The United States today withdrew a proposal submitted to the U.N. Commission on Human Rights here last Friday, to send a telegram to Soviet authorities inquiring into recent arrests of dissidents.

U.S. delegate Allard Lowenstein said many delegates had asked for withdrawal. He said he was gratified there had been a debate on the question. The American proposal ran into strong soviet opposition.

Prior to withdrawing the proposal, the United States vigorously defended the right to intervene in support of human rights anywhere in the world.

At the afternoon session Lowenstein announced that he would not press for a vote on the resotution after it met strong opposition from the Soviet Union and a string of Third World nations.

The United States, Lowenstein said, "would leave the matter there for the moment." He agreed to withdraw the proposal after the commission scheduled sessions on the question of dissidents in the Soviet Union - a topic never before taken up by the U.N. body.

The sessions will be Friday and Monday.

The debate on the U.S. proposal, the Soviet Union accused America of seeking a return to the cold war.

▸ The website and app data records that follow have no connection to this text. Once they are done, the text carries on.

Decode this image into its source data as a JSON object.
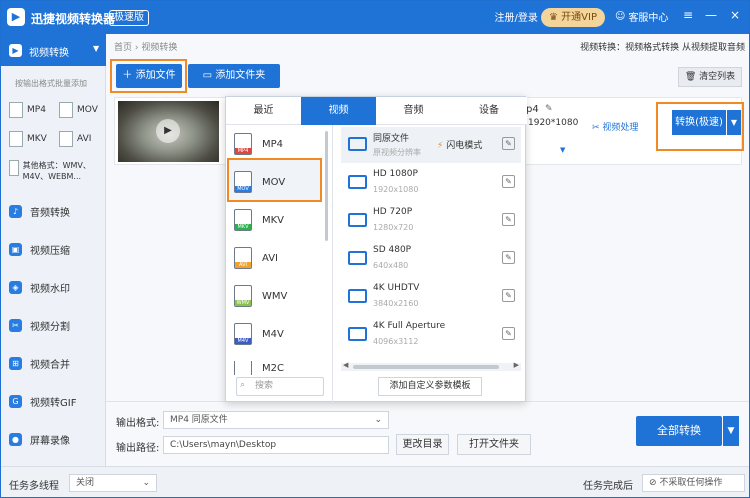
{
  "titlebar": {
    "title": "迅捷视频转换器",
    "badge": "极速版",
    "login": "注册/登录",
    "vip": "开通VIP",
    "service": "客服中心",
    "minimize": "—",
    "close": "×"
  },
  "sidebar": {
    "active": "视频转换",
    "batch_hint": "按输出格式批量添加",
    "formats": [
      "MP4",
      "MOV",
      "MKV",
      "AVI"
    ],
    "other_formats": "其他格式：WMV、M4V、WEBM...",
    "items": [
      {
        "label": "音频转换",
        "icon": "music-icon"
      },
      {
        "label": "视频压缩",
        "icon": "compress-icon"
      },
      {
        "label": "视频水印",
        "icon": "watermark-icon"
      },
      {
        "label": "视频分割",
        "icon": "split-icon"
      },
      {
        "label": "视频合并",
        "icon": "merge-icon"
      },
      {
        "label": "视频转GIF",
        "icon": "gif-icon"
      },
      {
        "label": "屏幕录像",
        "icon": "record-icon"
      }
    ]
  },
  "main": {
    "breadcrumb": "首页 › 视频转换",
    "hint": "视频转换：视频格式转换 从视频提取音频",
    "add_file": "添加文件",
    "add_folder": "添加文件夹",
    "clear_list": "清空列表",
    "file_partial_fmt": "p4",
    "file_resolution": "1920*1080",
    "video_process": "视频处理",
    "convert": "转换(极速)"
  },
  "popup": {
    "tabs": [
      "最近",
      "视频",
      "音频",
      "设备"
    ],
    "active_tab": "视频",
    "formats": [
      "MP4",
      "MOV",
      "MKV",
      "AVI",
      "WMV",
      "M4V",
      "M2C"
    ],
    "selected_format": "MOV",
    "presets": [
      {
        "title": "同原文件",
        "sub": "原视频分辨率",
        "flash": "闪电模式"
      },
      {
        "title": "HD 1080P",
        "sub": "1920x1080"
      },
      {
        "title": "HD 720P",
        "sub": "1280x720"
      },
      {
        "title": "SD 480P",
        "sub": "640x480"
      },
      {
        "title": "4K UHDTV",
        "sub": "3840x2160"
      },
      {
        "title": "4K Full Aperture",
        "sub": "4096x3112"
      }
    ],
    "search_placeholder": "搜索",
    "custom_template": "添加自定义参数模板"
  },
  "bottom": {
    "output_format_label": "输出格式:",
    "output_format_value": "MP4  同原文件",
    "output_path_label": "输出路径:",
    "output_path_value": "C:\\Users\\mayn\\Desktop",
    "change_dir": "更改目录",
    "open_folder": "打开文件夹",
    "convert_all": "全部转换"
  },
  "status": {
    "multi_thread_label": "任务多线程",
    "multi_thread_value": "关闭",
    "after_done_label": "任务完成后",
    "after_done_value": "不采取任何操作"
  },
  "colors": {
    "accent": "#1f73d6",
    "highlight": "#f08a24"
  }
}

Soviet delegate Valery Zorin described the motion as an interference in Soviet affairs.

Lowenstein said Washington's goal was to indicate "that no country, whatever its size or military power, can be immune or exempted from concern about human rights."

"If detente is dependent on suspending criticism of each other, it is unachievable," the U.S. delegate said.

Explaining his decision to retract the proposal, Lowenstein said "many delegates expressed the wish not to be placed in a position of having to vote."

He noted that defeat of the motion could have been construed as a rejection of commission responsibility for the human rights situation in the Soviet Union.

The United States has accused the commission in the past of practicing a double standard by focusing on three main areas: southern Africa, Chile and Arab territories occupied by Israel.